UPDATED POST: TUESDAY, DECEMBER 30, 2013, 4:32 a.m.
The first round of light snow Monday night brought generally an inch or two to the Mississippi and Illinois Valleys.
Officially, in the Quad Cities, in Moline, Illinois, 1.6″ fell.
This brings us up to 13.8″ for the month of December, making it the 15th snowiest December on record, and more snow is on the way later today!
A “Winter Weather Advisory” goes into effect at noon Tuesday and will continue through noon Wednesday for the counties shaded in light blue north of the Quad Cities. This is where the heaviest snow over the next 30 hours will fall.
However, we’ll all see snow.
Since this will be a light, fluffy snow, we’ll have to deal with blowing snow, too.
It’ll be very cold Wednesday night through Friday night.
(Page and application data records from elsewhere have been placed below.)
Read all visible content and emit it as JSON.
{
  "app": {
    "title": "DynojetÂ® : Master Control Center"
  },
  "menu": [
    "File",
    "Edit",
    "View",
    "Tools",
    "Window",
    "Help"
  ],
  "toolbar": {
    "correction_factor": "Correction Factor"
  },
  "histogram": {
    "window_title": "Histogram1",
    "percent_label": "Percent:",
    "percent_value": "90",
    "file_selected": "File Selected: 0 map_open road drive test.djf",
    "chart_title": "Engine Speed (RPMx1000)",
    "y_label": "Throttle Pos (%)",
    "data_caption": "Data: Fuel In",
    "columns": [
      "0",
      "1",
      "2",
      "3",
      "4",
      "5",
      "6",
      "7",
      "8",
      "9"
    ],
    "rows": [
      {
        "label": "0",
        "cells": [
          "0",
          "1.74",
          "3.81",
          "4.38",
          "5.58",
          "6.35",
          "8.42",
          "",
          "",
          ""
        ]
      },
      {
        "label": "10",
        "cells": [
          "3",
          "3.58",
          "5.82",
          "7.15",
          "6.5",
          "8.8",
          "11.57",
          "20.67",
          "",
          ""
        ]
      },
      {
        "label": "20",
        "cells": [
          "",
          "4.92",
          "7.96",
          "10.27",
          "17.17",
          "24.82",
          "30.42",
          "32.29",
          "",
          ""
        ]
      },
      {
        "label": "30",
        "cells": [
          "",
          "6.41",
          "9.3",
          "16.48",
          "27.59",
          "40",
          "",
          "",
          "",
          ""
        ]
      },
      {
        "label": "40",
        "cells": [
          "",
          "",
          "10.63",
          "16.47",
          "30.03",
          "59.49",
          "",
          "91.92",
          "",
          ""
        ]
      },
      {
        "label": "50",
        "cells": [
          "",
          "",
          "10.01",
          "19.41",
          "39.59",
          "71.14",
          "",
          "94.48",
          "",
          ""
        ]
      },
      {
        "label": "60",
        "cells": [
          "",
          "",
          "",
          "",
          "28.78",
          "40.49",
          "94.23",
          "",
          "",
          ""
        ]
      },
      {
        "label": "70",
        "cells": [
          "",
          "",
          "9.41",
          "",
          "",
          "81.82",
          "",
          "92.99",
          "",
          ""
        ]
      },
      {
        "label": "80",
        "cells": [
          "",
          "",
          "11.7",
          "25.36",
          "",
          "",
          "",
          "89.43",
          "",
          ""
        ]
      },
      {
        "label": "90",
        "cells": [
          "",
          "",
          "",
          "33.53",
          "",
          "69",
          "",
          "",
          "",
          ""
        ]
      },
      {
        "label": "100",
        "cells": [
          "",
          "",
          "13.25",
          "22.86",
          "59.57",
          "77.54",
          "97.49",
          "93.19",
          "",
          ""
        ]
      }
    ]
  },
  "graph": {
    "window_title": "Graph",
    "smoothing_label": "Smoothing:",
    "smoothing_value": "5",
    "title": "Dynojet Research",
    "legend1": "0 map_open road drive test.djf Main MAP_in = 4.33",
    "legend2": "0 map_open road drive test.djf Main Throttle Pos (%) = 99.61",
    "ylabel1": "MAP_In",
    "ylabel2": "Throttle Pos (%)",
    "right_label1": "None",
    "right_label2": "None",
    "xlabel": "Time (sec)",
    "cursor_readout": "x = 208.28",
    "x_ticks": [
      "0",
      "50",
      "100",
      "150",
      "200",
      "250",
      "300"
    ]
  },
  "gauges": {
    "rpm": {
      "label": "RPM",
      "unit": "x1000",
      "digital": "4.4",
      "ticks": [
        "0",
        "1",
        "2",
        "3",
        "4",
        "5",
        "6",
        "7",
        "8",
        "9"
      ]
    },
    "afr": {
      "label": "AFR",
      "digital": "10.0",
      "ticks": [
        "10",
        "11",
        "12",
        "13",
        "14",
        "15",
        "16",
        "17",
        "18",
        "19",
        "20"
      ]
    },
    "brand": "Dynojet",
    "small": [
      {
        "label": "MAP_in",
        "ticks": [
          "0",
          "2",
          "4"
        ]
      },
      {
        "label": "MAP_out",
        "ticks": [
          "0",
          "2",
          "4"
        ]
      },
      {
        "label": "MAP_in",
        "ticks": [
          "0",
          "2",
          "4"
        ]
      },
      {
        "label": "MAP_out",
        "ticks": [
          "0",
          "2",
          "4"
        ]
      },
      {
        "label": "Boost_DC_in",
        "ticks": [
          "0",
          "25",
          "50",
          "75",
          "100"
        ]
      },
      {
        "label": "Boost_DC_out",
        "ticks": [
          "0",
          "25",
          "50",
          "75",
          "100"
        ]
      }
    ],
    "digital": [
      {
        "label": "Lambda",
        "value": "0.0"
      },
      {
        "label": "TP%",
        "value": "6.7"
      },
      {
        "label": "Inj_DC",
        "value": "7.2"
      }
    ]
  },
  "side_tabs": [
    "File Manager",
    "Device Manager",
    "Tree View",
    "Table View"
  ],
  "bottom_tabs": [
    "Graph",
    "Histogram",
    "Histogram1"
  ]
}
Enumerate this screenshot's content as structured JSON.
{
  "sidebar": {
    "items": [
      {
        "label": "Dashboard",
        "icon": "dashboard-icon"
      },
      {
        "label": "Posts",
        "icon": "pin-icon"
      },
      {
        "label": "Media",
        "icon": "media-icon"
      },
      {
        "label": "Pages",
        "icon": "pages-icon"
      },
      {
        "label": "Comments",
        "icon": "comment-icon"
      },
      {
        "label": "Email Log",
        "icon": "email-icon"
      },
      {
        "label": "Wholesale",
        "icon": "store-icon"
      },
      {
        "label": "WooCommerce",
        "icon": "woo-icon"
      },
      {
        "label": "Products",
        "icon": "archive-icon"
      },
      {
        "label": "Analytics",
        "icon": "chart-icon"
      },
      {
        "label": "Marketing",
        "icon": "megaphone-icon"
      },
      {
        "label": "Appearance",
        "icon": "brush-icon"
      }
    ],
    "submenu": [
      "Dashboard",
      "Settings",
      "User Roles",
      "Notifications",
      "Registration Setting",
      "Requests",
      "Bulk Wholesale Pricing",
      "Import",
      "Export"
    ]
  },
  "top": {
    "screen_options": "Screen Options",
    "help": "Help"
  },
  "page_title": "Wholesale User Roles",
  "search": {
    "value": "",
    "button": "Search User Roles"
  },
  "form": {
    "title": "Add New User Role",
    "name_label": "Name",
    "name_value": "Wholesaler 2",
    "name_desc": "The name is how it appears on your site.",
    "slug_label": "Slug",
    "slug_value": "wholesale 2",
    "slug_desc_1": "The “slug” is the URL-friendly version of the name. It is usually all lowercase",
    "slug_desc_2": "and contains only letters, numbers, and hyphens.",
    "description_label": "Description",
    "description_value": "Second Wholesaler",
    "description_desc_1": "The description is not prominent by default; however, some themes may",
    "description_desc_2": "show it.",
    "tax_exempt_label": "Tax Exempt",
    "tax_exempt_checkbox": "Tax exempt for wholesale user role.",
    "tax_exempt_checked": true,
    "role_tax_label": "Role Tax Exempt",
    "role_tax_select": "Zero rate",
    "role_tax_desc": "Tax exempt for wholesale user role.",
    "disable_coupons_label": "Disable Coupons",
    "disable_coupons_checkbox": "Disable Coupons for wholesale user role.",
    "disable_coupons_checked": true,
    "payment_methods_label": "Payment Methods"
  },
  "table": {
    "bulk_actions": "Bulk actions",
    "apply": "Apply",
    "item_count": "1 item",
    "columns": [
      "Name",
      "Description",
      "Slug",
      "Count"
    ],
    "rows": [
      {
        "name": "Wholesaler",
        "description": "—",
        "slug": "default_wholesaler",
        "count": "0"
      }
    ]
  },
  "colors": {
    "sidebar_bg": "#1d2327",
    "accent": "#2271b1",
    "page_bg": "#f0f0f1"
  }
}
However, the coldest air of the season arrives early next week!
ORIGINAL POST: MONDAY, DECEMBER 30, 2013, 4:05 p.m.
Happy Eve of New Year’s Eve!
It’s snowing in the Quad Cities, just as I predicted, so I thought I’d give you a quick update.
The snow is moving rather quickly through the area and should be out of here by midnight. Accumulations tonight will be generally less than one inch.
Our next clipper system arrives tomorrow afternoon with more snow likely.
A “Winter Weather Advisory” goes into effect at 3 p.m. Tuesday through noon Wednesday for the purple shaded area north of the Quad Cities above. This is where the heaviest snow will fall through noon Wednesday.
This long duration snow event will finally come to an end late Wednesday night or early Thursday morning.
Beyond noon Wednesday, we could still see accumulating snow.
When the snow finally ends late Wednesday night or early Thursday, the heaviest snow will across the north.
From around Maquoketa and Dubuque, Iowa, eastward to Galena and Mount Carroll, Illinois, 4-6″ of snow are likely.
Along and just north and south of Interstate 80 in Iowa and Illinois, including the Quad Cities and Galesburg, Illinois, 2-4″ are likely.
South of the Quad Cities, from Burlington, Iowa, to Macomb, Illinois, you may only see about an inch or two of snow.
With any snow event, there could be isolated higher totals in any of these locations.
Glancing at the late afternoon forecast models, the NAM (shown above at noon Wednesday) is definitely generating more snow that the GFS.
Since this is a long duration, three-day event and several pieces of energy are involved in the snow production, make sure you join me early Tuesday morning on CBS4 from 5-7 a.m. for the latest on Tuesday’s and Wednesday’s snow.